PROBLEM DETAILS: Give back every entry, exactly as written.

━━━ THE RECORDS

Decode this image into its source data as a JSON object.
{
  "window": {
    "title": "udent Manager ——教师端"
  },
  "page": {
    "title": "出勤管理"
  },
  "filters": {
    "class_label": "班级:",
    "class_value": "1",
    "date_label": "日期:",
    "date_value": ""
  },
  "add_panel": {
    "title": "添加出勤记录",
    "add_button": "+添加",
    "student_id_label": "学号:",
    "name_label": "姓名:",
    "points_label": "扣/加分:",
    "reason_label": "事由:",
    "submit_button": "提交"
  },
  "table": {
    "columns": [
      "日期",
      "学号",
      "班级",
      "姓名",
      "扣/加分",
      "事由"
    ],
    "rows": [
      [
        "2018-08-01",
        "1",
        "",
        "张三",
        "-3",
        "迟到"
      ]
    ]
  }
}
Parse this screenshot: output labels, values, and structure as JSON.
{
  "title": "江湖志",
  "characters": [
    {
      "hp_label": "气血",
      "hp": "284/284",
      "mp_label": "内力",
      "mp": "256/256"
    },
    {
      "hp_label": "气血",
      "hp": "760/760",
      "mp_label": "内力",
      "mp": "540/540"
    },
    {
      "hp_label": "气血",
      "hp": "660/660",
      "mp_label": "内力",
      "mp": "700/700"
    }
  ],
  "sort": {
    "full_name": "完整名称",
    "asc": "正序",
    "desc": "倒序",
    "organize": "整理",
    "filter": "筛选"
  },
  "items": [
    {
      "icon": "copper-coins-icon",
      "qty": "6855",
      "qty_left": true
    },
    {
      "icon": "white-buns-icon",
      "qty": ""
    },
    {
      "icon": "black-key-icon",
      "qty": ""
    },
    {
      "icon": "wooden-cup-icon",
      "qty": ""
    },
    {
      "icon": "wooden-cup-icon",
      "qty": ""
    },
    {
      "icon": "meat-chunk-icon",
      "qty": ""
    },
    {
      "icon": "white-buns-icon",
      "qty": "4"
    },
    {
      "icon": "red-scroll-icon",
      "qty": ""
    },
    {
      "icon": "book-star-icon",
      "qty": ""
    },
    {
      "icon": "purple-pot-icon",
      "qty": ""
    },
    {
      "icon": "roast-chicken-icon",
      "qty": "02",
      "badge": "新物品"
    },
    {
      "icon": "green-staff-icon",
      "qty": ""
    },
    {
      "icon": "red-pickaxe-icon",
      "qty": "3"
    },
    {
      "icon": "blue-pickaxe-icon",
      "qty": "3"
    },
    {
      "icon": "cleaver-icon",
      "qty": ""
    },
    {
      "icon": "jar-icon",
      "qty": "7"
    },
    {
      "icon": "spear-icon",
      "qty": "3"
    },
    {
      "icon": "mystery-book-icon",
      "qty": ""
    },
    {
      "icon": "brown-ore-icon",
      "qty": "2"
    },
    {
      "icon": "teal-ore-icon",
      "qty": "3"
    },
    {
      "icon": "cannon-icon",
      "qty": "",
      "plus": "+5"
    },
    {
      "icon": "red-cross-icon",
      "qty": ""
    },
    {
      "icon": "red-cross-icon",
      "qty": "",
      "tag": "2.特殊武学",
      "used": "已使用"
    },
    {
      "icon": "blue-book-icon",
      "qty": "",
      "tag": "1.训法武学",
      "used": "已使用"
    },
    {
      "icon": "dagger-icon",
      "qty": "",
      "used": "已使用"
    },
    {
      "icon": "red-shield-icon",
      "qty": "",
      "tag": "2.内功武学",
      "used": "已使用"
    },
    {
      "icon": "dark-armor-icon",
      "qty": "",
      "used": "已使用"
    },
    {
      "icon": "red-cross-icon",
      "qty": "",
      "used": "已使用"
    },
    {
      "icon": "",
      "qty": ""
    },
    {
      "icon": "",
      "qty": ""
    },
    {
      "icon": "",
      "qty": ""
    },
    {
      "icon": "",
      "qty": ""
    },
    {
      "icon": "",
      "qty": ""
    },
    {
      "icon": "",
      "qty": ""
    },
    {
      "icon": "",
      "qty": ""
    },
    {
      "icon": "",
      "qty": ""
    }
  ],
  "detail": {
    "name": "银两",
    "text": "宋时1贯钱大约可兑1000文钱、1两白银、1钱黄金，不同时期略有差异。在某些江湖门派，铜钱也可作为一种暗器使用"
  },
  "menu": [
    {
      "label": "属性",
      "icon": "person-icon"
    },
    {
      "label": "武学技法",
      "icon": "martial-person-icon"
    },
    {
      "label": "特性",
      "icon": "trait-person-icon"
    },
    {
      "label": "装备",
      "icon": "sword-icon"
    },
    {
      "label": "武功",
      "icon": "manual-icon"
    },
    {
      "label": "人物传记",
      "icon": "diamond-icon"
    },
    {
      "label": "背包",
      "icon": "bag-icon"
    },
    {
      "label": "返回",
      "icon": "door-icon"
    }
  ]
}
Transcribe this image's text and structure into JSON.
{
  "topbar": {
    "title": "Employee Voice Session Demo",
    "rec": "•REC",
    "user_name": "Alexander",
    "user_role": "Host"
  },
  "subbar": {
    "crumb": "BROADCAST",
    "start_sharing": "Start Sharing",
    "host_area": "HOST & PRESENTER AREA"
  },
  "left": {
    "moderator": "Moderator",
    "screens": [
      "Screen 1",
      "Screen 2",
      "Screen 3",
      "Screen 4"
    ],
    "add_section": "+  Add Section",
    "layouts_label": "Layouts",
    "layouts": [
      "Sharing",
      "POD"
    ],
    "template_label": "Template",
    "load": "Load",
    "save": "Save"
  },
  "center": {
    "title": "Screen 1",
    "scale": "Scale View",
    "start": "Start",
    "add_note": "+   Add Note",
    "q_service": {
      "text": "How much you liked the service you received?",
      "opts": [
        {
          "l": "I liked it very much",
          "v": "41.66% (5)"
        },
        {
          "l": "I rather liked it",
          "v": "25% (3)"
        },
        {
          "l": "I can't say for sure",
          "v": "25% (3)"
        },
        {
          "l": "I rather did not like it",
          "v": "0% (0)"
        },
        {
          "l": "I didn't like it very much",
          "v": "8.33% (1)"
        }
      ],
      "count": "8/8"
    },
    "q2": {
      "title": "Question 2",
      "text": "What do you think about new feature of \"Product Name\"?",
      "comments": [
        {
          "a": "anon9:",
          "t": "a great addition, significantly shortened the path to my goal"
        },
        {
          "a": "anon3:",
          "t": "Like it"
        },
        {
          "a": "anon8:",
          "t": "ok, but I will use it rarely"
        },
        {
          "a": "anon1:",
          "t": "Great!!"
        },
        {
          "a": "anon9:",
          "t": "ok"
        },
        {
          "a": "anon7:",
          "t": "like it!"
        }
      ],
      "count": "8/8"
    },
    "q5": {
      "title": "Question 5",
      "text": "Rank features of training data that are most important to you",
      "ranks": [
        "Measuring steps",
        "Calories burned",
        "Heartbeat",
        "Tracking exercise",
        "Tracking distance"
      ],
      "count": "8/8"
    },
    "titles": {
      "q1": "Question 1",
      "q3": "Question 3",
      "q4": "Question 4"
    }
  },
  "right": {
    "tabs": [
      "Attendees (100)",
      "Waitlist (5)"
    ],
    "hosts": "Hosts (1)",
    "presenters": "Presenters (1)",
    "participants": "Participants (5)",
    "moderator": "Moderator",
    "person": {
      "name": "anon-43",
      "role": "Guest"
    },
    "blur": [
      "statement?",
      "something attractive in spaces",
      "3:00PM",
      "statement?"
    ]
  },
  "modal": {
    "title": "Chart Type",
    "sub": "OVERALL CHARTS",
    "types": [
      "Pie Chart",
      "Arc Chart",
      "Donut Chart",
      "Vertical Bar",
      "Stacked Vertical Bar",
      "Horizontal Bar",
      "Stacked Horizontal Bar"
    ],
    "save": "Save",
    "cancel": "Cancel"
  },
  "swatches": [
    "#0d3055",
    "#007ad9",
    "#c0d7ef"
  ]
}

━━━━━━

TASK ANSWER:
Decode this image into its source data as a JSON object.
{
  "window": {
    "title": "udent Manager ——教师端"
  },
  "page": {
    "title": "出勤管理"
  },
  "filters": {
    "class_label": "班级:",
    "class_value": "1",
    "date_label": "日期:",
    "date_value": ""
  },
  "add_panel": {
    "title": "添加出勤记录",
    "add_button": "+添加",
    "student_id_label": "学号:",
    "name_label": "姓名:",
    "points_label": "扣/加分:",
    "reason_label": "事由:",
    "submit_button": "提交"
  },
  "table": {
    "columns": [
      "日期",
      "学号",
      "班级",
      "姓名",
      "扣/加分",
      "事由"
    ],
    "rows": [
      [
        "2018-08-01",
        "1",
        "",
        "张三",
        "-3",
        "迟到"
      ]
    ]
  }
}
Parse this screenshot: output labels, values, and structure as JSON.
{
  "title": "江湖志",
  "characters": [
    {
      "hp_label": "气血",
      "hp": "284/284",
      "mp_label": "内力",
      "mp": "256/256"
    },
    {
      "hp_label": "气血",
      "hp": "760/760",
      "mp_label": "内力",
      "mp": "540/540"
    },
    {
      "hp_label": "气血",
      "hp": "660/660",
      "mp_label": "内力",
      "mp": "700/700"
    }
  ],
  "sort": {
    "full_name": "完整名称",
    "asc": "正序",
    "desc": "倒序",
    "organize": "整理",
    "filter": "筛选"
  },
  "items": [
    {
      "icon": "copper-coins-icon",
      "qty": "6855",
      "qty_left": true
    },
    {
      "icon": "white-buns-icon",
      "qty": ""
    },
    {
      "icon": "black-key-icon",
      "qty": ""
    },
    {
      "icon": "wooden-cup-icon",
      "qty": ""
    },
    {
      "icon": "wooden-cup-icon",
      "qty": ""
    },
    {
      "icon": "meat-chunk-icon",
      "qty": ""
    },
    {
      "icon": "white-buns-icon",
      "qty": "4"
    },
    {
      "icon": "red-scroll-icon",
      "qty": ""
    },
    {
      "icon": "book-star-icon",
      "qty": ""
    },
    {
      "icon": "purple-pot-icon",
      "qty": ""
    },
    {
      "icon": "roast-chicken-icon",
      "qty": "02",
      "badge": "新物品"
    },
    {
      "icon": "green-staff-icon",
      "qty": ""
    },
    {
      "icon": "red-pickaxe-icon",
      "qty": "3"
    },
    {
      "icon": "blue-pickaxe-icon",
      "qty": "3"
    },
    {
      "icon": "cleaver-icon",
      "qty": ""
    },
    {
      "icon": "jar-icon",
      "qty": "7"
    },
    {
      "icon": "spear-icon",
      "qty": "3"
    },
    {
      "icon": "mystery-book-icon",
      "qty": ""
    },
    {
      "icon": "brown-ore-icon",
      "qty": "2"
    },
    {
      "icon": "teal-ore-icon",
      "qty": "3"
    },
    {
      "icon": "cannon-icon",
      "qty": "",
      "plus": "+5"
    },
    {
      "icon": "red-cross-icon",
      "qty": ""
    },
    {
      "icon": "red-cross-icon",
      "qty": "",
      "tag": "2.特殊武学",
      "used": "已使用"
    },
    {
      "icon": "blue-book-icon",
      "qty": "",
      "tag": "1.训法武学",
      "used": "已使用"
    },
    {
      "icon": "dagger-icon",
      "qty": "",
      "used": "已使用"
    },
    {
      "icon": "red-shield-icon",
      "qty": "",
      "tag": "2.内功武学",
      "used": "已使用"
    },
    {
      "icon": "dark-armor-icon",
      "qty": "",
      "used": "已使用"
    },
    {
      "icon": "red-cross-icon",
      "qty": "",
      "used": "已使用"
    },
    {
      "icon": "",
      "qty": ""
    },
    {
      "icon": "",
      "qty": ""
    },
    {
      "icon": "",
      "qty": ""
    },
    {
      "icon": "",
      "qty": ""
    },
    {
      "icon": "",
      "qty": ""
    },
    {
      "icon": "",
      "qty": ""
    },
    {
      "icon": "",
      "qty": ""
    },
    {
      "icon": "",
      "qty": ""
    }
  ],
  "detail": {
    "name": "银两",
    "text": "宋时1贯钱大约可兑1000文钱、1两白银、1钱黄金，不同时期略有差异。在某些江湖门派，铜钱也可作为一种暗器使用"
  },
  "menu": [
    {
      "label": "属性",
      "icon": "person-icon"
    },
    {
      "label": "武学技法",
      "icon": "martial-person-icon"
    },
    {
      "label": "特性",
      "icon": "trait-person-icon"
    },
    {
      "label": "装备",
      "icon": "sword-icon"
    },
    {
      "label": "武功",
      "icon": "manual-icon"
    },
    {
      "label": "人物传记",
      "icon": "diamond-icon"
    },
    {
      "label": "背包",
      "icon": "bag-icon"
    },
    {
      "label": "返回",
      "icon": "door-icon"
    }
  ]
}
Transcribe this image's text and structure into JSON.
{
  "topbar": {
    "title": "Employee Voice Session Demo",
    "rec": "•REC",
    "user_name": "Alexander",
    "user_role": "Host"
  },
  "subbar": {
    "crumb": "BROADCAST",
    "start_sharing": "Start Sharing",
    "host_area": "HOST & PRESENTER AREA"
  },
  "left": {
    "moderator": "Moderator",
    "screens": [
      "Screen 1",
      "Screen 2",
      "Screen 3",
      "Screen 4"
    ],
    "add_section": "+  Add Section",
    "layouts_label": "Layouts",
    "layouts": [
      "Sharing",
      "POD"
    ],
    "template_label": "Template",
    "load": "Load",
    "save": "Save"
  },
  "center": {
    "title": "Screen 1",
    "scale": "Scale View",
    "start": "Start",
    "add_note": "+   Add Note",
    "q_service": {
      "text": "How much you liked the service you received?",
      "opts": [
        {
          "l": "I liked it very much",
          "v": "41.66% (5)"
        },
        {
          "l": "I rather liked it",
          "v": "25% (3)"
        },
        {
          "l": "I can't say for sure",
          "v": "25% (3)"
        },
        {
          "l": "I rather did not like it",
          "v": "0% (0)"
        },
        {
          "l": "I didn't like it very much",
          "v": "8.33% (1)"
        }
      ],
      "count": "8/8"
    },
    "q2": {
      "title": "Question 2",
      "text": "What do you think about new feature of \"Product Name\"?",
      "comments": [
        {
          "a": "anon9:",
          "t": "a great addition, significantly shortened the path to my goal"
        },
        {
          "a": "anon3:",
          "t": "Like it"
        },
        {
          "a": "anon8:",
          "t": "ok, but I will use it rarely"
        },
        {
          "a": "anon1:",
          "t": "Great!!"
        },
        {
          "a": "anon9:",
          "t": "ok"
        },
        {
          "a": "anon7:",
          "t": "like it!"
        }
      ],
      "count": "8/8"
    },
    "q5": {
      "title": "Question 5",
      "text": "Rank features of training data that are most important to you",
      "ranks": [
        "Measuring steps",
        "Calories burned",
        "Heartbeat",
        "Tracking exercise",
        "Tracking distance"
      ],
      "count": "8/8"
    },
    "titles": {
      "q1": "Question 1",
      "q3": "Question 3",
      "q4": "Question 4"
    }
  },
  "right": {
    "tabs": [
      "Attendees (100)",
      "Waitlist (5)"
    ],
    "hosts": "Hosts (1)",
    "presenters": "Presenters (1)",
    "participants": "Participants (5)",
    "moderator": "Moderator",
    "person": {
      "name": "anon-43",
      "role": "Guest"
    },
    "blur": [
      "statement?",
      "something attractive in spaces",
      "3:00PM",
      "statement?"
    ]
  },
  "modal": {
    "title": "Chart Type",
    "sub": "OVERALL CHARTS",
    "types": [
      "Pie Chart",
      "Arc Chart",
      "Donut Chart",
      "Vertical Bar",
      "Stacked Vertical Bar",
      "Horizontal Bar",
      "Stacked Horizontal Bar"
    ],
    "save": "Save",
    "cancel": "Cancel"
  },
  "swatches": [
    "#0d3055",
    "#007ad9",
    "#c0d7ef"
  ]
}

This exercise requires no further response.